→ **EXERCISE DETAILS**: Wherever a line of the records contains "Storage", copy that line.

——

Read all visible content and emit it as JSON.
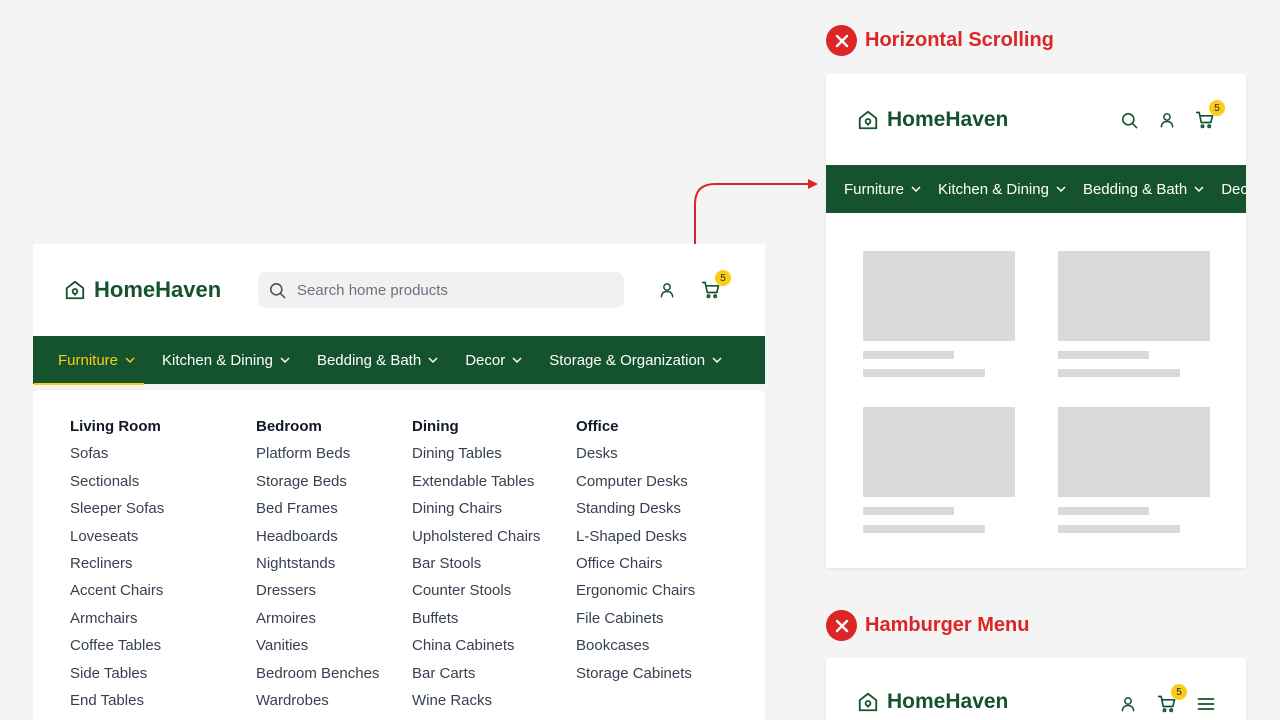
{
  "brand": {
    "name": "HomeHaven",
    "primary_color": "#14532d",
    "accent_color": "#facc15",
    "error_color": "#dc2626"
  },
  "desktop": {
    "search_placeholder": "Search home products",
    "cart_count": "5",
    "nav": [
      {
        "label": "Furniture",
        "active": true
      },
      {
        "label": "Kitchen & Dining"
      },
      {
        "label": "Bedding & Bath"
      },
      {
        "label": "Decor"
      },
      {
        "label": "Storage & Organization"
      }
    ],
    "mega_menu": [
      {
        "heading": "Living Room",
        "items": [
          "Sofas",
          "Sectionals",
          "Sleeper Sofas",
          "Loveseats",
          "Recliners",
          "Accent Chairs",
          "Armchairs",
          "Coffee Tables",
          "Side Tables",
          "End Tables"
        ]
      },
      {
        "heading": "Bedroom",
        "items": [
          "Platform Beds",
          "Storage Beds",
          "Bed Frames",
          "Headboards",
          "Nightstands",
          "Dressers",
          "Armoires",
          "Vanities",
          "Bedroom Benches",
          "Wardrobes"
        ]
      },
      {
        "heading": "Dining",
        "items": [
          "Dining Tables",
          "Extendable Tables",
          "Dining Chairs",
          "Upholstered Chairs",
          "Bar Stools",
          "Counter Stools",
          "Buffets",
          "China Cabinets",
          "Bar Carts",
          "Wine Racks"
        ]
      },
      {
        "heading": "Office",
        "items": [
          "Desks",
          "Computer Desks",
          "Standing Desks",
          "L-Shaped Desks",
          "Office Chairs",
          "Ergonomic Chairs",
          "File Cabinets",
          "Bookcases",
          "Storage Cabinets"
        ]
      }
    ]
  },
  "examples": [
    {
      "title": "Horizontal Scrolling",
      "cart_count": "5",
      "nav": [
        "Furniture",
        "Kitchen & Dining",
        "Bedding & Bath",
        "Decor"
      ]
    },
    {
      "title": "Hamburger Menu",
      "cart_count": "5"
    }
  ],
  "icons": [
    "house-logo-icon",
    "search-icon",
    "user-icon",
    "cart-icon",
    "chevron-down-icon",
    "close-x-icon",
    "menu-icon",
    "arrow-icon"
  ]
}
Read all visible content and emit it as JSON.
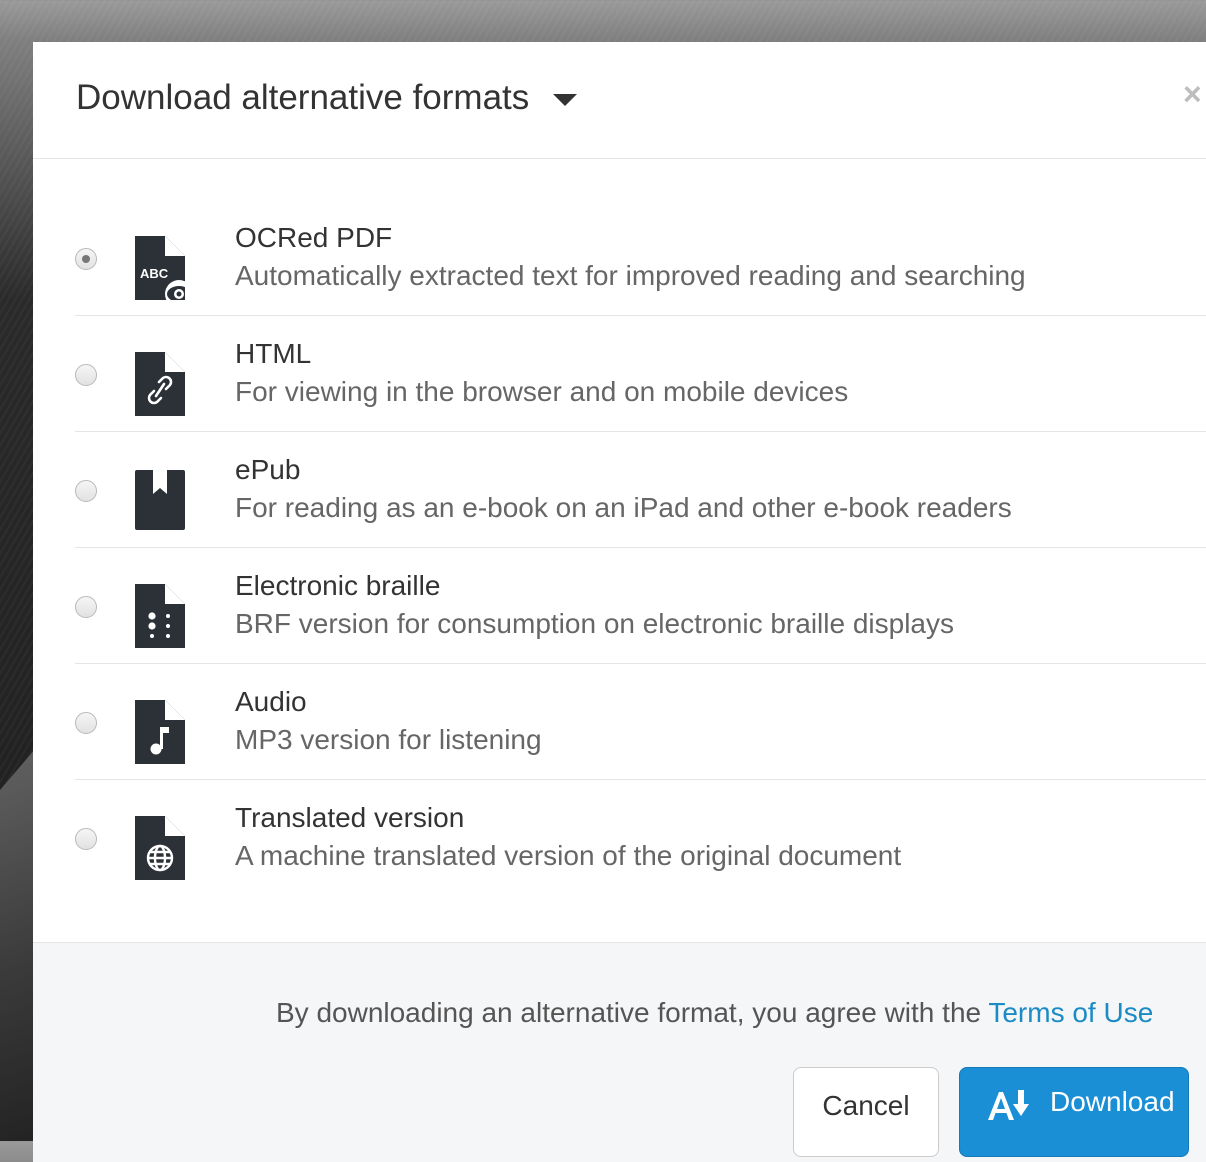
{
  "modal": {
    "title": "Download alternative formats",
    "close_label": "×"
  },
  "options": [
    {
      "title": "OCRed PDF",
      "description": "Automatically extracted text for improved reading and searching",
      "icon": "ocr-pdf-icon",
      "selected": true
    },
    {
      "title": "HTML",
      "description": "For viewing in the browser and on mobile devices",
      "icon": "html-link-icon",
      "selected": false
    },
    {
      "title": "ePub",
      "description": "For reading as an e-book on an iPad and other e-book readers",
      "icon": "epub-bookmark-icon",
      "selected": false
    },
    {
      "title": "Electronic braille",
      "description": "BRF version for consumption on electronic braille displays",
      "icon": "braille-icon",
      "selected": false
    },
    {
      "title": "Audio",
      "description": "MP3 version for listening",
      "icon": "audio-note-icon",
      "selected": false
    },
    {
      "title": "Translated version",
      "description": "A machine translated version of the original document",
      "icon": "globe-icon",
      "selected": false
    }
  ],
  "footer": {
    "terms_text": "By downloading an alternative format, you agree with the ",
    "terms_link": "Terms of Use",
    "cancel_label": "Cancel",
    "download_label": "Download"
  },
  "colors": {
    "accent": "#1a8fd6",
    "link": "#1a8bc5",
    "icon": "#2b3136",
    "text": "#333333",
    "muted_text": "#666666",
    "footer_bg": "#f5f6f7"
  }
}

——

→ **THE COMPLETED TASK**:
        "label": "Storage & Organization"
          "Storage Beds",
          "Storage Cabinets"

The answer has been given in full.